| WHAT IS NEEDED |
Report every line in the listing below where the string "this" shows up.
_____
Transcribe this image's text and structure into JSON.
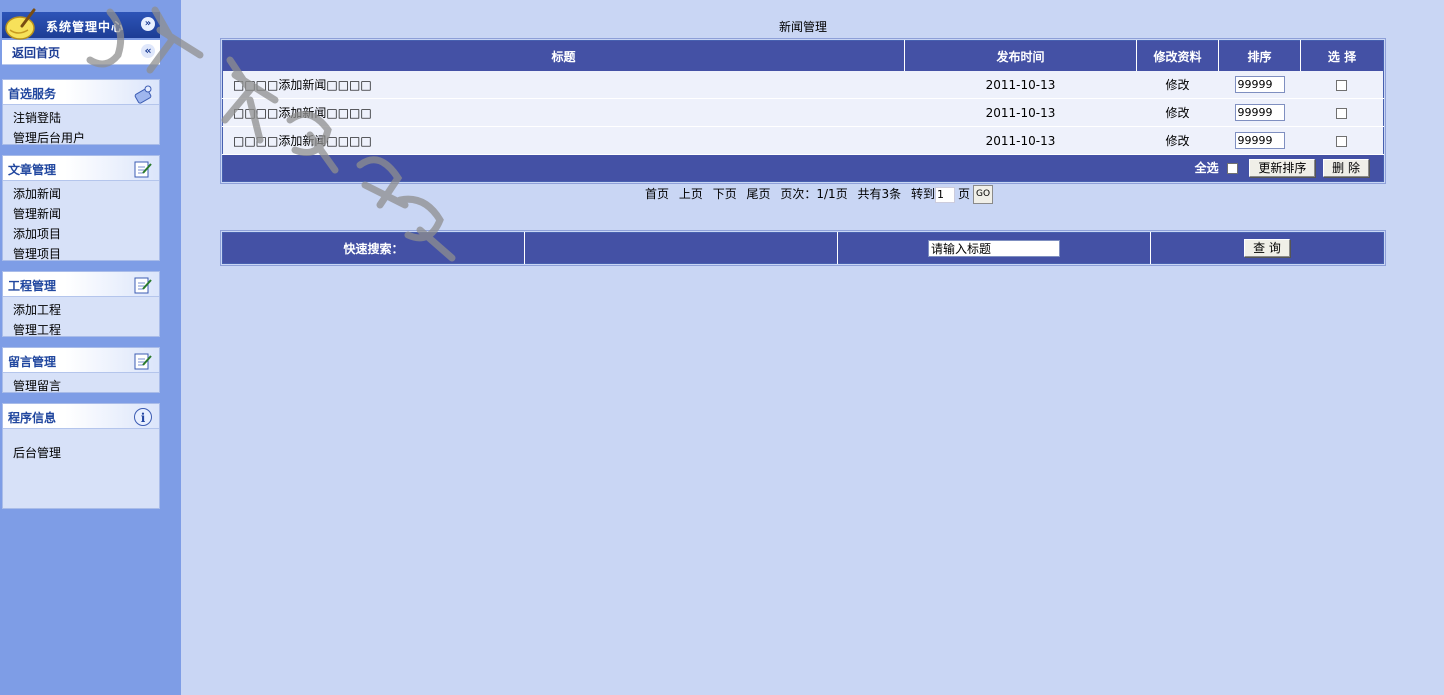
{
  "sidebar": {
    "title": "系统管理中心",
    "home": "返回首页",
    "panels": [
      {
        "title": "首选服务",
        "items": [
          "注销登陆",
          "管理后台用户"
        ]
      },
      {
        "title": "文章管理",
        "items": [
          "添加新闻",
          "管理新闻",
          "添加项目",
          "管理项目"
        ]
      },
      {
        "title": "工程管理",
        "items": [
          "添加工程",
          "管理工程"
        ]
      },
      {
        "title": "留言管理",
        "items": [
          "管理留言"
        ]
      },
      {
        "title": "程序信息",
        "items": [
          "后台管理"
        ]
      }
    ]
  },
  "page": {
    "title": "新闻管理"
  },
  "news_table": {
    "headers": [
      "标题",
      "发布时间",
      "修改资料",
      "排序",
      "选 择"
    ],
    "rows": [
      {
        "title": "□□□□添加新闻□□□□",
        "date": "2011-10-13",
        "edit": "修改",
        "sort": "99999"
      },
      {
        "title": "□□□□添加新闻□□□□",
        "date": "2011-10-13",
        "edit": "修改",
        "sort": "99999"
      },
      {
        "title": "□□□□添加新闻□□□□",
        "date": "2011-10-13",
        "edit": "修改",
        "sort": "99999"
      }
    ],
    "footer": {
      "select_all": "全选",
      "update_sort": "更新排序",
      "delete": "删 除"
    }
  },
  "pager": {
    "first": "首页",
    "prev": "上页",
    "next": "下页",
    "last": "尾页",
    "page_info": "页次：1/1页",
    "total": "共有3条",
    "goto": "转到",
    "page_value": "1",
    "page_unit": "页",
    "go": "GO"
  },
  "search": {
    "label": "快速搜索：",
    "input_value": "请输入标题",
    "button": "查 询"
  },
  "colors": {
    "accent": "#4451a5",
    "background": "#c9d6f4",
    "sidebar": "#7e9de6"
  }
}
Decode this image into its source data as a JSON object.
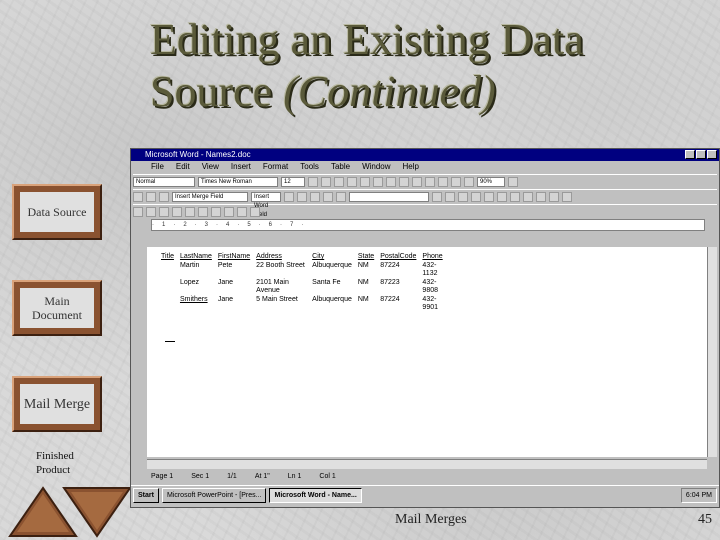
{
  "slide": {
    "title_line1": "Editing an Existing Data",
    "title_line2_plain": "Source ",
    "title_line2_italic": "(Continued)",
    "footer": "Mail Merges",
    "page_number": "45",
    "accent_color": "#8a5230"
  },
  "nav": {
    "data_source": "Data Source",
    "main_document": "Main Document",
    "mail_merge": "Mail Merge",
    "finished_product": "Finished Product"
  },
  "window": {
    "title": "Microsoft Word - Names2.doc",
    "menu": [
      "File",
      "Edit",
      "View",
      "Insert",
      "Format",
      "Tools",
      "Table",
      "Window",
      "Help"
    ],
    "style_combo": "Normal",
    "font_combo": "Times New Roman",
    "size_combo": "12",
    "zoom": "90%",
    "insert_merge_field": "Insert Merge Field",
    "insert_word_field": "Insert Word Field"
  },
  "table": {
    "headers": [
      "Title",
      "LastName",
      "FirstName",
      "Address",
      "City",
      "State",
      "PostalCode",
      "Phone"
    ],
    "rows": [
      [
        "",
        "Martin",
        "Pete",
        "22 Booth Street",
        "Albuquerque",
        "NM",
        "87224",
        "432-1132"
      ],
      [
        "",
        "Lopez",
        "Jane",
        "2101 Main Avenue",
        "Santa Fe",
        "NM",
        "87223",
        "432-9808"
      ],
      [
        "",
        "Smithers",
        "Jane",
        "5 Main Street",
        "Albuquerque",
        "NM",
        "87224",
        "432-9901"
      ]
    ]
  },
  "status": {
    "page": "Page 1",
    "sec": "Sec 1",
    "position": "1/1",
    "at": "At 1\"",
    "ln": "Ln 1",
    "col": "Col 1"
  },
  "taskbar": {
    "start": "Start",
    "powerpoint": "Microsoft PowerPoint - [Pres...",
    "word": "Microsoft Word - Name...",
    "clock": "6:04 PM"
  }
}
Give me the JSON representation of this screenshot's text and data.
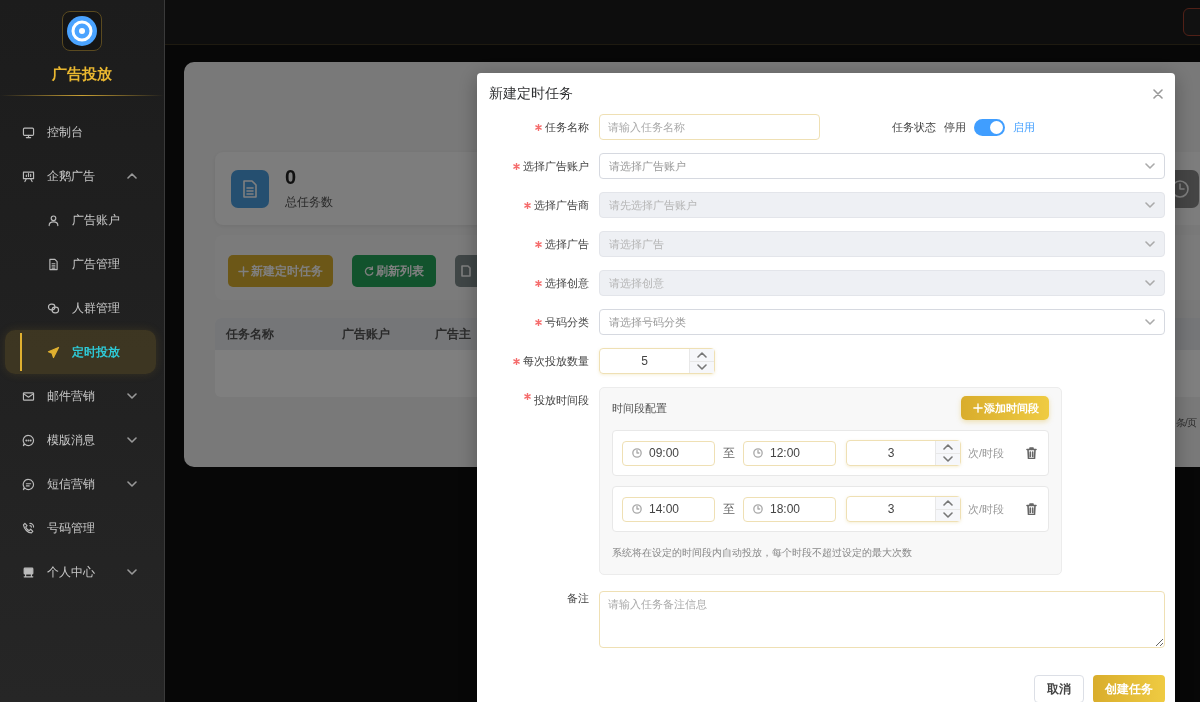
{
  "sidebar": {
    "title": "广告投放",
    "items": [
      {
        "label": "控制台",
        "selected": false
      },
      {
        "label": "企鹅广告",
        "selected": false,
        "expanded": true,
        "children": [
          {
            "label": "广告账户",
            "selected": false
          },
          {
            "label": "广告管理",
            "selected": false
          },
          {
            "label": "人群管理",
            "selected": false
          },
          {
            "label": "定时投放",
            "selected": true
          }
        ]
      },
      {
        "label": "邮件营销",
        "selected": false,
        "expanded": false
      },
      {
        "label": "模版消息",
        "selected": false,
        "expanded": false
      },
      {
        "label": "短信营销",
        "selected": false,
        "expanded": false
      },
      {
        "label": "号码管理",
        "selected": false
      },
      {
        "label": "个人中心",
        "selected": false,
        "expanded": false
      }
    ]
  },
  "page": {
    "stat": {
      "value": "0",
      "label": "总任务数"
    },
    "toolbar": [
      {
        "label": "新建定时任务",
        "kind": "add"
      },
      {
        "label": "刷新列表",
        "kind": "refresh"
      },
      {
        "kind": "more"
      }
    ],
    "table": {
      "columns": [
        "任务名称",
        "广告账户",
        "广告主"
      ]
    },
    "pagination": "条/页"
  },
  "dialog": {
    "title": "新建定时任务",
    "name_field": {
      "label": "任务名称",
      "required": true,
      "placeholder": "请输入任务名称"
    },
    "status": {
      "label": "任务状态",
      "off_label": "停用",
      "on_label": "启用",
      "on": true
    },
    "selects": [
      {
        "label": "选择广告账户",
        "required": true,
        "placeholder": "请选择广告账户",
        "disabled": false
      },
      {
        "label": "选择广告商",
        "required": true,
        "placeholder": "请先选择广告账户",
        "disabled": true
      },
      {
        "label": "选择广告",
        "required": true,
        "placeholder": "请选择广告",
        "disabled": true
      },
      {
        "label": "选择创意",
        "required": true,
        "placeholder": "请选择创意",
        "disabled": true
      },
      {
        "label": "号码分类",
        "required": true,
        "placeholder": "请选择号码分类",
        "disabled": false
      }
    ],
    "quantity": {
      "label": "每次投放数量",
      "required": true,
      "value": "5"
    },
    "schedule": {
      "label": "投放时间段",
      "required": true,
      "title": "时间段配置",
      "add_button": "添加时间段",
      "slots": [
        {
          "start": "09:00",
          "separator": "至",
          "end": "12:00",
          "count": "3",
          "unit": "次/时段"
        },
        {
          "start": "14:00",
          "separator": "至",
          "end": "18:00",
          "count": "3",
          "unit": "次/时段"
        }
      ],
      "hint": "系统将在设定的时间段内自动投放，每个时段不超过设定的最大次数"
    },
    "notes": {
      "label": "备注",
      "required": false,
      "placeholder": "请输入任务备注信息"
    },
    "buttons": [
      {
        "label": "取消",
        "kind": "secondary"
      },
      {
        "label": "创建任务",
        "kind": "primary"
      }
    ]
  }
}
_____
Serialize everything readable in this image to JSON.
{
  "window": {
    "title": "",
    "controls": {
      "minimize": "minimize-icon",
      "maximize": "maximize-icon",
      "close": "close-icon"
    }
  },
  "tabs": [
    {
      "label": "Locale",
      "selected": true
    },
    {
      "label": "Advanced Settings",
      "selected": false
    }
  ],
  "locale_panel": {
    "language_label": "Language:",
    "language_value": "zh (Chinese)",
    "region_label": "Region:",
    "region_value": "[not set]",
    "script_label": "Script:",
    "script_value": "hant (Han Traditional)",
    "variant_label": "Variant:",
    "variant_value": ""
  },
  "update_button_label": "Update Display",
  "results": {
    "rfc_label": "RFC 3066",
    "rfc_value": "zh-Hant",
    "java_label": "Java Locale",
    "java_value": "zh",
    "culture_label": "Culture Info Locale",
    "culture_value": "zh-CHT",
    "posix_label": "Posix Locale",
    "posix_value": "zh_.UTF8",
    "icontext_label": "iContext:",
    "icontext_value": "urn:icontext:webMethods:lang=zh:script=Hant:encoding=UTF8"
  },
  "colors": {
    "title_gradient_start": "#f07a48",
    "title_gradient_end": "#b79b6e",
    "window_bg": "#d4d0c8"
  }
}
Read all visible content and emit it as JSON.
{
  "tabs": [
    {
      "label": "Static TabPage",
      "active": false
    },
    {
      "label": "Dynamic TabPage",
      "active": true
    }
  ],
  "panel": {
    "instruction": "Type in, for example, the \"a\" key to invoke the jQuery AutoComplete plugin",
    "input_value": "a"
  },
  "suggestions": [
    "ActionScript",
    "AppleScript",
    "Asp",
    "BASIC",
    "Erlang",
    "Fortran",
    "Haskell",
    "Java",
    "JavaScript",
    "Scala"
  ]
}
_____
| TASK RESPONSE |
Transcribe this image's text and structure into JSON.
Decode this image into its source data as a JSON object.
Give me the JSON representation of this screenshot's text and data.
Serialize everything readable in this image to JSON.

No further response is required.